The Hermitage also had orchards with diverse varieties of apples, pears, peaches, quince, cherries and other fruits. Hogs supplied the basic allotment of protein. Milk cows, beef cattle and sheep also provided food for The Hermitage residents, enslaved and free. Hay from the pastures fed animals and wood from the woodlot heated the mansion.
Jackson even raised and trained racehorses. This was primarily for pleasure rather than profit or function.
Farming with the Family
After the death of Andrew Jackson Jr. in 1865 and subsequently of his son Samuel from wounds suffered at the Battle of Chickamauga, Sarah Jackson and her son, Andrew Jackson III, were left to farm The Hermitage. They were assisted by tenant farmers and a few day laborers.
Consequently, the Jacksons reported no cotton production at all in 1870 and 1880. Livestock and grain output were greatly reduced. Additionally, they only produced 500 pounds of butter in 1870, half that of 1850.
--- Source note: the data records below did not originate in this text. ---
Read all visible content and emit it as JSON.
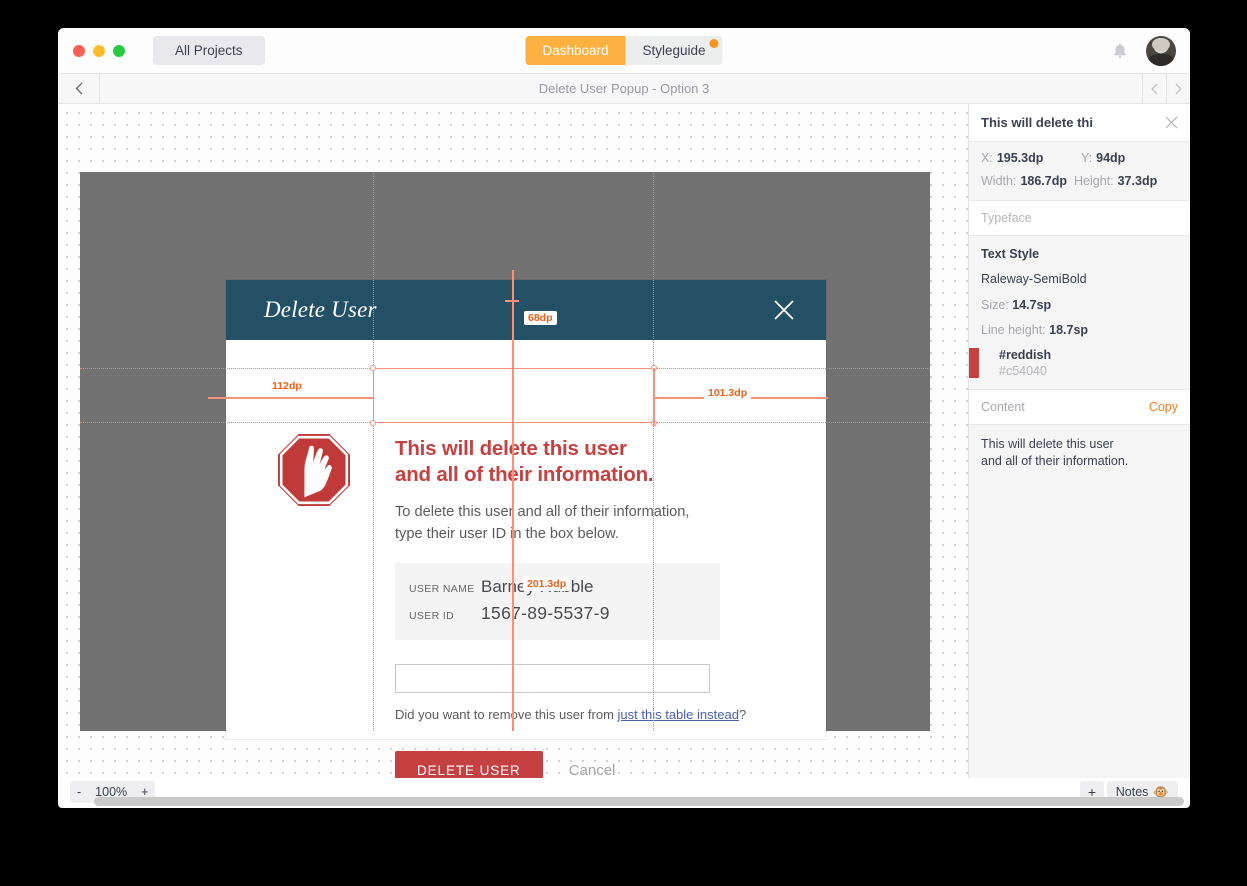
{
  "titlebar": {
    "all_projects_label": "All Projects",
    "tabs": [
      {
        "label": "Dashboard",
        "active": true,
        "badge": false
      },
      {
        "label": "Styleguide",
        "active": false,
        "badge": true
      }
    ],
    "bell_icon": "bell-icon",
    "avatar_icon": "user-avatar"
  },
  "docbar": {
    "back_icon": "chevron-left-icon",
    "title": "Delete User Popup - Option 3",
    "prev_icon": "chevron-left-icon",
    "next_icon": "chevron-right-icon"
  },
  "dialog": {
    "title": "Delete User",
    "close_icon": "close-icon",
    "stop_icon": "stop-sign-icon",
    "alert_line1": "This will delete this user",
    "alert_line2": "and all of their information.",
    "sub_line1": "To delete this user and all of their information,",
    "sub_line2": "type their user ID in the box below.",
    "info": [
      {
        "label": "USER NAME",
        "value": "Barney Rubble"
      },
      {
        "label": "USER ID",
        "value": "1567-89-5537-9"
      }
    ],
    "input_value": "",
    "input_placeholder": "",
    "helper_prefix": "Did you want to remove this user from ",
    "helper_link": "just this table instead",
    "helper_suffix": "?",
    "delete_label": "DELETE USER",
    "cancel_label": "Cancel"
  },
  "measurements": {
    "top_gap": "68dp",
    "left_gap": "112dp",
    "right_gap": "101.3dp",
    "bottom_gap": "201.3dp"
  },
  "bottombar": {
    "zoom_out": "-",
    "zoom_level": "100%",
    "zoom_in": "+",
    "add_label": "+",
    "notes_label": "Notes",
    "notes_emoji": "🐵"
  },
  "panel": {
    "header_title": "This will delete thi",
    "close_icon": "close-icon",
    "geometry": [
      {
        "key": "X:",
        "value": "195.3dp"
      },
      {
        "key": "Y:",
        "value": "94dp"
      },
      {
        "key": "Width:",
        "value": "186.7dp"
      },
      {
        "key": "Height:",
        "value": "37.3dp"
      }
    ],
    "typeface_label": "Typeface",
    "text_style_label": "Text Style",
    "font_name": "Raleway-SemiBold",
    "size_key": "Size:",
    "size_value": "14.7sp",
    "line_height_key": "Line height:",
    "line_height_value": "18.7sp",
    "color_name": "#reddish",
    "color_hex": "#c54040",
    "content_label": "Content",
    "copy_label": "Copy",
    "content_line1": "This will delete this user",
    "content_line2": "and all of their information."
  },
  "colors": {
    "accent_orange": "#fcb040",
    "dialog_header": "#245066",
    "alert_red": "#c54040",
    "measure": "#f7917a",
    "measure_label": "#e8601c",
    "copy_orange": "#f07c1e"
  }
}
Alfred Jackson, a former slave who remained at The Hermitage as a tenant farmer, produced one bale of cotton in 1870 and two bales in 1880. Most of his 40 acres were devoted to subsistence farming for his family.
When the Tennessee Confederate Soldiers’ Home was established in 1889, able-bodied residents assisted in farming The Hermitage in order to supply food for the home. When the Soldiers’ Home closed in 1933, the Ladies’ Hermitage Association hired workers to farm the land in order to help support the museum. A small farming and cattle breeding operation continued at The Hermitage through the 1980s.
The Hermitage Farm Today
Today, The Hermitage is still a functional farm. One can even still pick cotton during season. Come explore over 1,100 acres of land, featuring a refurbished nature trail, a modern farming operation (growing corn, wheat, and soybeans in rotation) and hundreds of flowers in The Hermitage Garden.
In addition to the mansion tour, visitors are welcome to picnic on the lawns underneath the trees or enjoy a 19th century-style wagon ride through the property.
Take a relaxing stroll across the grounds or a glimpse into history in your afternoon retreat to The Hermitage.Tour the farm